**What is being asked**:
Show all lines from the listing below that contain "text".

· · · · · · ·

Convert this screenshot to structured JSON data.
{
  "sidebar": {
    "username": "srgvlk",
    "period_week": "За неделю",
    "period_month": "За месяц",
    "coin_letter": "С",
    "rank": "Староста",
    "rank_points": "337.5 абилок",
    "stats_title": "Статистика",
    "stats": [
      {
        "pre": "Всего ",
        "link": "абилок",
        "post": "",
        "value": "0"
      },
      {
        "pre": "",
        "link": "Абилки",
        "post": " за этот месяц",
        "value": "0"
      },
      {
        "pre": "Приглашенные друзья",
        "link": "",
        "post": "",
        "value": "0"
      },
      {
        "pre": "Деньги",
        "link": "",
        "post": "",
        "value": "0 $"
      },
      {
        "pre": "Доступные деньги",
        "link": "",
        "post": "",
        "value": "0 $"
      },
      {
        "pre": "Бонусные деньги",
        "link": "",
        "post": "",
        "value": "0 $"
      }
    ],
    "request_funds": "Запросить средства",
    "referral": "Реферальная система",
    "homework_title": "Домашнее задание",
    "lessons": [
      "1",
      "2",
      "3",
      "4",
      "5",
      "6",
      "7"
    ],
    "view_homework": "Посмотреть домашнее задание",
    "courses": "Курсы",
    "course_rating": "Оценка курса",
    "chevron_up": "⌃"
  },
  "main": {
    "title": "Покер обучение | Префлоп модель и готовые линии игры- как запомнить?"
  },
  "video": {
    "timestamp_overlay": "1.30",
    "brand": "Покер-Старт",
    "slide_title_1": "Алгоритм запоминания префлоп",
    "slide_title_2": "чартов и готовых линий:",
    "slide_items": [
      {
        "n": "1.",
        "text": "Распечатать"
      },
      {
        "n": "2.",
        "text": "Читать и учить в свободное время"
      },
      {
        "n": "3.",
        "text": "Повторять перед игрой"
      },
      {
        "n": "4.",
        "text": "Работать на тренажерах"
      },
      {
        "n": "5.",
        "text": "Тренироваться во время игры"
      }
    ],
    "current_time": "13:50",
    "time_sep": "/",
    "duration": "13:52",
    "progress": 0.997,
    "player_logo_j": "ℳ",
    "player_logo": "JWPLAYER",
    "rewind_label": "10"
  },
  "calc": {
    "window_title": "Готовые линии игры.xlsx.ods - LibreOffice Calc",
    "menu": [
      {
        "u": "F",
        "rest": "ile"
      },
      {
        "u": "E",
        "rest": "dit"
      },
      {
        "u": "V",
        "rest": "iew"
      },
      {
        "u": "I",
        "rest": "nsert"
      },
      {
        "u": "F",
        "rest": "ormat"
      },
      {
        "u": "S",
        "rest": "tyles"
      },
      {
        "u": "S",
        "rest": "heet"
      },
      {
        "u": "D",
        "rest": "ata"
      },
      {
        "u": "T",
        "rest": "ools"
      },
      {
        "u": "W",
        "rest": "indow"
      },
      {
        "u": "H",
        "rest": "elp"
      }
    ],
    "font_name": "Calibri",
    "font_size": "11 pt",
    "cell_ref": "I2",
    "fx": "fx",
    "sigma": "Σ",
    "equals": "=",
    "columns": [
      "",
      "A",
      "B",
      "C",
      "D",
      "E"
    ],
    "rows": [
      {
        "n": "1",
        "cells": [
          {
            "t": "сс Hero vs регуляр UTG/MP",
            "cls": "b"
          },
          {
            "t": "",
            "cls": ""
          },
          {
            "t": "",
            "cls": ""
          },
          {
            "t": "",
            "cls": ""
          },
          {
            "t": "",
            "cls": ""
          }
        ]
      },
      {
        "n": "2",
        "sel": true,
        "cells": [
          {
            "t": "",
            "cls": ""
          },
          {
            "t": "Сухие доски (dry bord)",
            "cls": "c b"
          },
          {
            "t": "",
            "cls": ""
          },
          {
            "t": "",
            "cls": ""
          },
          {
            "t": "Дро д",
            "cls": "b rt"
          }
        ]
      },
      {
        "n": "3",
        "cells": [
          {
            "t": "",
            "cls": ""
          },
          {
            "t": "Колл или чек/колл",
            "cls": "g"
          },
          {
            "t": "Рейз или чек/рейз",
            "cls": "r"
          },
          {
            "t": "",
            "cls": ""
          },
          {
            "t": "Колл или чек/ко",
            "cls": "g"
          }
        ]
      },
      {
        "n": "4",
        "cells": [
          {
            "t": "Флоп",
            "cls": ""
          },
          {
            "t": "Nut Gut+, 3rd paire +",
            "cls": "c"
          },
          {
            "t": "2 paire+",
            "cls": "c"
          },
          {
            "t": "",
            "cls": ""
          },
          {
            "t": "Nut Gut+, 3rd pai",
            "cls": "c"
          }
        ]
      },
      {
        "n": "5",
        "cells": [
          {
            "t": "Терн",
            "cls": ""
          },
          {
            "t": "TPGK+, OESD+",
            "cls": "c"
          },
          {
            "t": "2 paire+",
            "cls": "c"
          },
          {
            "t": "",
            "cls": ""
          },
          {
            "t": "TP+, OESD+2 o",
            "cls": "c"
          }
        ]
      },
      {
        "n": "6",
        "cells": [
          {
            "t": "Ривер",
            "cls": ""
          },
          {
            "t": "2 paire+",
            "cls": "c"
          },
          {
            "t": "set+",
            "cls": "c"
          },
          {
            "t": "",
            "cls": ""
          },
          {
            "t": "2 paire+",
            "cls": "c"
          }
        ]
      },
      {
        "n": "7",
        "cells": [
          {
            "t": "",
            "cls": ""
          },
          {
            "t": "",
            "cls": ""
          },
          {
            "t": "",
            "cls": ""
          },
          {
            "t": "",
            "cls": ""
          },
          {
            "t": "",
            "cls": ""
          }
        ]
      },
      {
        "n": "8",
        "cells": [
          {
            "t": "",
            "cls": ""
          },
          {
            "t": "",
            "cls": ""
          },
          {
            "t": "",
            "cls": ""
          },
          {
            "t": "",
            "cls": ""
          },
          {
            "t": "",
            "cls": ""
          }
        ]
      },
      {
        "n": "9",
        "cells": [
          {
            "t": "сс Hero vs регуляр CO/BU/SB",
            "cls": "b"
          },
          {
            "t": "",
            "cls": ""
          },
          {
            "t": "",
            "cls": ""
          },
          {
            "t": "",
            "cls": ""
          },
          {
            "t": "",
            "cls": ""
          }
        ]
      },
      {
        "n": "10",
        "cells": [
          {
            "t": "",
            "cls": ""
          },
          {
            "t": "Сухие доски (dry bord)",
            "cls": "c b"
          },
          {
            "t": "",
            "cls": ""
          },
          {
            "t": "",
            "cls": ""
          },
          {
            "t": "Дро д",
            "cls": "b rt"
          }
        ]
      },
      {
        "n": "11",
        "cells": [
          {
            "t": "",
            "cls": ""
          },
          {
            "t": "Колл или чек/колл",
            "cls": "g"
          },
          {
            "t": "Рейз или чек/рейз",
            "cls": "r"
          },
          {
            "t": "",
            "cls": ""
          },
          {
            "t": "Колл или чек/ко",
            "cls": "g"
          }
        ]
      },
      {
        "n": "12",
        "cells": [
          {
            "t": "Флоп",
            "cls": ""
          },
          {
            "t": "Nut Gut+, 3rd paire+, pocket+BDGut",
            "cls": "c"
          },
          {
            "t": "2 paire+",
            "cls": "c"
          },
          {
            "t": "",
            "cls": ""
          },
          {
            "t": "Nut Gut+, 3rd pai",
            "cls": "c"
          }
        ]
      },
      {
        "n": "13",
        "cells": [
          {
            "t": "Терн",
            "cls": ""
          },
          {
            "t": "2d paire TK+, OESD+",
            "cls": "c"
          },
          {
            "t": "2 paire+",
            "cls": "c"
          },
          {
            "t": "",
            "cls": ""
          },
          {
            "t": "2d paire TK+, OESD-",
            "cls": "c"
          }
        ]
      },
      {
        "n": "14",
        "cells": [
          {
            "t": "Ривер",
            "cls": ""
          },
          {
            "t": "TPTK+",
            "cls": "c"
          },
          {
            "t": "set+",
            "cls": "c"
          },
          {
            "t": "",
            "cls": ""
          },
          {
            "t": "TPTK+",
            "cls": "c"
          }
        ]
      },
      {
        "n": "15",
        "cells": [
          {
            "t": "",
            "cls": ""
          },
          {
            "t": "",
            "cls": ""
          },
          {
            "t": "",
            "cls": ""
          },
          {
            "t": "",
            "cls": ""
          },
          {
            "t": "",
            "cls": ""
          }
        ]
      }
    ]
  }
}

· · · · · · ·

**Your solution**:
        "text": "Распечатать"
        "text": "Читать и учить в свободное время"
        "text": "Повторять перед игрой"
        "text": "Работать на тренажерах"
        "text": "Тренироваться во время игры"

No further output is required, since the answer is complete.